Collapse Memorial Donations vs. $27 Million in Bonuses:

In Monday’s press conference to open the new I-35W bridge, we’re told the bonuses for early completion should be “weighed against the estimated $400,000 per day in lost efficiency that the collapsed bridge has cost the metro economy.” (Message: such grandiose bonuses are warranted.)

Alright.

Yet there’s something I don’t understand. The planned memorial garden will cost $1 million, paid for with “private money.” That is, it can be built only if enough donations are collected.

So the construction company gets multi-million-dollar bonuses—$27 million in total (most of which will hopefully go to the dedicated workers who broke their backs building it). But a memorial garden depends on charitable giving?

Here we are again, depending on Minnesotans' generosity.

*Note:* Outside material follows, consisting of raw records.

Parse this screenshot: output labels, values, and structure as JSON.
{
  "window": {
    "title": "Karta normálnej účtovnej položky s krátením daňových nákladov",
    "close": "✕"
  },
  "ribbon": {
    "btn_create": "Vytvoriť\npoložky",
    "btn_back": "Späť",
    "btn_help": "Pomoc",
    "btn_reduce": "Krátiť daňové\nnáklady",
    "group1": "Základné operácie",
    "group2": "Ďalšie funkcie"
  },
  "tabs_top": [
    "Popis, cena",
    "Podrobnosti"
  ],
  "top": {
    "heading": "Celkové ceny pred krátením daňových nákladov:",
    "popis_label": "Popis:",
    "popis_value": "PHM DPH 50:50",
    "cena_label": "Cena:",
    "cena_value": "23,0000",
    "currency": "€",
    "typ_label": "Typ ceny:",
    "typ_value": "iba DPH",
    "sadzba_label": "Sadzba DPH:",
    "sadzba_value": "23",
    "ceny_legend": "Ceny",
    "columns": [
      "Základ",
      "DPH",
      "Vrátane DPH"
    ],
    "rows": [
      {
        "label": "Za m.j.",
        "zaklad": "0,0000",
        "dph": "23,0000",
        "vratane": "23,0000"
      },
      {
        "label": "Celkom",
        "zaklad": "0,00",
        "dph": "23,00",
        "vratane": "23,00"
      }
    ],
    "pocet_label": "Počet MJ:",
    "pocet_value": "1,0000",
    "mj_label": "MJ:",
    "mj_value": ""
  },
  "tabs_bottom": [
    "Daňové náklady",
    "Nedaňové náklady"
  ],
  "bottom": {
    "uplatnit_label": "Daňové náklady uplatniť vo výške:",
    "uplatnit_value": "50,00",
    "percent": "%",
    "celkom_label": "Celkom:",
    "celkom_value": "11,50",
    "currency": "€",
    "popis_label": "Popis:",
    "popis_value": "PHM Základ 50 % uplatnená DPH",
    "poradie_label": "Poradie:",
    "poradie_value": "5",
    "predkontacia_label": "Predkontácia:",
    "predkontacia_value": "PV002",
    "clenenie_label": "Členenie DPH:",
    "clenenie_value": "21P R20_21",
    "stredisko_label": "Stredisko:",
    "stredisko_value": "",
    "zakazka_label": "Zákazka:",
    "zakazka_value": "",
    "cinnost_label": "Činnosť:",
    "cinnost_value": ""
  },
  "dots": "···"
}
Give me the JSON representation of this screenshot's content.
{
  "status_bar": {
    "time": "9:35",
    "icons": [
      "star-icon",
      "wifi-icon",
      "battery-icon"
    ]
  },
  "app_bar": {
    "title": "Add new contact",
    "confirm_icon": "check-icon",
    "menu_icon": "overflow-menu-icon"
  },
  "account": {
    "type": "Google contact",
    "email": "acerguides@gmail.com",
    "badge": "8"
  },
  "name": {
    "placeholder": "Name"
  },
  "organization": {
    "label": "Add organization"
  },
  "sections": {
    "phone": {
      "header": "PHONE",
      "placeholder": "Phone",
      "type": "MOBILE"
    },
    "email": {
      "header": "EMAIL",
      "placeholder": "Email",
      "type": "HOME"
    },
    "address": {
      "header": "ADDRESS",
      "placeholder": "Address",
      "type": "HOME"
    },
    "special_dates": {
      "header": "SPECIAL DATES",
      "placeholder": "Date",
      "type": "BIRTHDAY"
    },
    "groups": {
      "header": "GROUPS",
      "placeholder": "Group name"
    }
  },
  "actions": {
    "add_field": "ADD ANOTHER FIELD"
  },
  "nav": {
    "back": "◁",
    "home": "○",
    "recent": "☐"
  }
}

Why couldn’t a million of the $27-million bonuses go toward a memorial? Why didn’t the State (again) consider this an expense of rebuilding? I ask why we don’t weigh the cost of a memorial against the human cost borne by survivors and victims.